- **ABOUT THIS TASK**:
Below are some records; output all of them exactly as they read.

Data about app and page elements:
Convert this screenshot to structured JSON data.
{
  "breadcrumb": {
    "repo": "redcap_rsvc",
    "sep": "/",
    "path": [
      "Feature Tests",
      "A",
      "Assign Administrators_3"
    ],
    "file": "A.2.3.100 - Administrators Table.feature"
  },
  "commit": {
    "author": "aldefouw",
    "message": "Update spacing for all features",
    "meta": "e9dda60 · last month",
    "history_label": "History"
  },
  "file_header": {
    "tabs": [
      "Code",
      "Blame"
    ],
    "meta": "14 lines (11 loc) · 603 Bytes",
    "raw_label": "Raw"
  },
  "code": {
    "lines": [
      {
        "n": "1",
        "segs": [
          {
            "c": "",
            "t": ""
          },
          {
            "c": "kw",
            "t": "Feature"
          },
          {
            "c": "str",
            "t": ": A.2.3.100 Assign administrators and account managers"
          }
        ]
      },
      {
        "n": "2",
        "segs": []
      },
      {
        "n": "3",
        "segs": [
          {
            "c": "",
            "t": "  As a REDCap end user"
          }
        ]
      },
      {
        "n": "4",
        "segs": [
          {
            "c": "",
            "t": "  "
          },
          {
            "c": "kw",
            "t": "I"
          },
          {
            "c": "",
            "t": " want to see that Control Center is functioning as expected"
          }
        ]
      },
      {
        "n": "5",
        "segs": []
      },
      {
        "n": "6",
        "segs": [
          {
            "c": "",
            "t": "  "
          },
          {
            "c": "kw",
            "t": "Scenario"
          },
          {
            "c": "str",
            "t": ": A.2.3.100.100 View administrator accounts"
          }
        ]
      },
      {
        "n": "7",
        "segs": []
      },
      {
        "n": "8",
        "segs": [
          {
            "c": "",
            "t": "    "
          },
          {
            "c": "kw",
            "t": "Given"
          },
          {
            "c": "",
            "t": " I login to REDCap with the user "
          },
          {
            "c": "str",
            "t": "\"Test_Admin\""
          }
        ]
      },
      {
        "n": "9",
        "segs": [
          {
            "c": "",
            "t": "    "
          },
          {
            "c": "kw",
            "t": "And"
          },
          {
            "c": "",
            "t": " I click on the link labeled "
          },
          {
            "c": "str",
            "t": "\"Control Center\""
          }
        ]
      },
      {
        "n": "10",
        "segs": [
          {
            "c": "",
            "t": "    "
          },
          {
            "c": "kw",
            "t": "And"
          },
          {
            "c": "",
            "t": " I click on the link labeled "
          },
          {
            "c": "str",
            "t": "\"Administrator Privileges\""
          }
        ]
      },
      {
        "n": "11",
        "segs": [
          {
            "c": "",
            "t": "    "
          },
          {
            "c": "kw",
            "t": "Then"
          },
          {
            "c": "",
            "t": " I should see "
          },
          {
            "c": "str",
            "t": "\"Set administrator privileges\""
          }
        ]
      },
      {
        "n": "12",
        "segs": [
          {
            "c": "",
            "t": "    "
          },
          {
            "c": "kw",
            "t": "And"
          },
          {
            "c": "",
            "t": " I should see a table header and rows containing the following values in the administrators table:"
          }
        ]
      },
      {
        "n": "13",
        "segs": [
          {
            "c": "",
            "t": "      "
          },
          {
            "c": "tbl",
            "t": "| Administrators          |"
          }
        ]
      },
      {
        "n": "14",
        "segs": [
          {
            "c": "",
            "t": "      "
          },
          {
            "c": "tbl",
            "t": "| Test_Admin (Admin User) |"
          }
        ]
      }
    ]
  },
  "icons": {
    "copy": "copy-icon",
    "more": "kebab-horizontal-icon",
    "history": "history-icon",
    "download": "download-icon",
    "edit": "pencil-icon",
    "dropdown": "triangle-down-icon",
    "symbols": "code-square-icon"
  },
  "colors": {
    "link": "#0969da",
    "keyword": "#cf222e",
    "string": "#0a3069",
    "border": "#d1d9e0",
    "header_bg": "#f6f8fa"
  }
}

- **EXERCISE ANSWER**:
Convert this screenshot to structured JSON data.
{
  "breadcrumb": {
    "repo": "redcap_rsvc",
    "sep": "/",
    "path": [
      "Feature Tests",
      "A",
      "Assign Administrators_3"
    ],
    "file": "A.2.3.100 - Administrators Table.feature"
  },
  "commit": {
    "author": "aldefouw",
    "message": "Update spacing for all features",
    "meta": "e9dda60 · last month",
    "history_label": "History"
  },
  "file_header": {
    "tabs": [
      "Code",
      "Blame"
    ],
    "meta": "14 lines (11 loc) · 603 Bytes",
    "raw_label": "Raw"
  },
  "code": {
    "lines": [
      {
        "n": "1",
        "segs": [
          {
            "c": "",
            "t": ""
          },
          {
            "c": "kw",
            "t": "Feature"
          },
          {
            "c": "str",
            "t": ": A.2.3.100 Assign administrators and account managers"
          }
        ]
      },
      {
        "n": "2",
        "segs": []
      },
      {
        "n": "3",
        "segs": [
          {
            "c": "",
            "t": "  As a REDCap end user"
          }
        ]
      },
      {
        "n": "4",
        "segs": [
          {
            "c": "",
            "t": "  "
          },
          {
            "c": "kw",
            "t": "I"
          },
          {
            "c": "",
            "t": " want to see that Control Center is functioning as expected"
          }
        ]
      },
      {
        "n": "5",
        "segs": []
      },
      {
        "n": "6",
        "segs": [
          {
            "c": "",
            "t": "  "
          },
          {
            "c": "kw",
            "t": "Scenario"
          },
          {
            "c": "str",
            "t": ": A.2.3.100.100 View administrator accounts"
          }
        ]
      },
      {
        "n": "7",
        "segs": []
      },
      {
        "n": "8",
        "segs": [
          {
            "c": "",
            "t": "    "
          },
          {
            "c": "kw",
            "t": "Given"
          },
          {
            "c": "",
            "t": " I login to REDCap with the user "
          },
          {
            "c": "str",
            "t": "\"Test_Admin\""
          }
        ]
      },
      {
        "n": "9",
        "segs": [
          {
            "c": "",
            "t": "    "
          },
          {
            "c": "kw",
            "t": "And"
          },
          {
            "c": "",
            "t": " I click on the link labeled "
          },
          {
            "c": "str",
            "t": "\"Control Center\""
          }
        ]
      },
      {
        "n": "10",
        "segs": [
          {
            "c": "",
            "t": "    "
          },
          {
            "c": "kw",
            "t": "And"
          },
          {
            "c": "",
            "t": " I click on the link labeled "
          },
          {
            "c": "str",
            "t": "\"Administrator Privileges\""
          }
        ]
      },
      {
        "n": "11",
        "segs": [
          {
            "c": "",
            "t": "    "
          },
          {
            "c": "kw",
            "t": "Then"
          },
          {
            "c": "",
            "t": " I should see "
          },
          {
            "c": "str",
            "t": "\"Set administrator privileges\""
          }
        ]
      },
      {
        "n": "12",
        "segs": [
          {
            "c": "",
            "t": "    "
          },
          {
            "c": "kw",
            "t": "And"
          },
          {
            "c": "",
            "t": " I should see a table header and rows containing the following values in the administrators table:"
          }
        ]
      },
      {
        "n": "13",
        "segs": [
          {
            "c": "",
            "t": "      "
          },
          {
            "c": "tbl",
            "t": "| Administrators          |"
          }
        ]
      },
      {
        "n": "14",
        "segs": [
          {
            "c": "",
            "t": "      "
          },
          {
            "c": "tbl",
            "t": "| Test_Admin (Admin User) |"
          }
        ]
      }
    ]
  },
  "icons": {
    "copy": "copy-icon",
    "more": "kebab-horizontal-icon",
    "history": "history-icon",
    "download": "download-icon",
    "edit": "pencil-icon",
    "dropdown": "triangle-down-icon",
    "symbols": "code-square-icon"
  },
  "colors": {
    "link": "#0969da",
    "keyword": "#cf222e",
    "string": "#0a3069",
    "border": "#d1d9e0",
    "header_bg": "#f6f8fa"
  }
}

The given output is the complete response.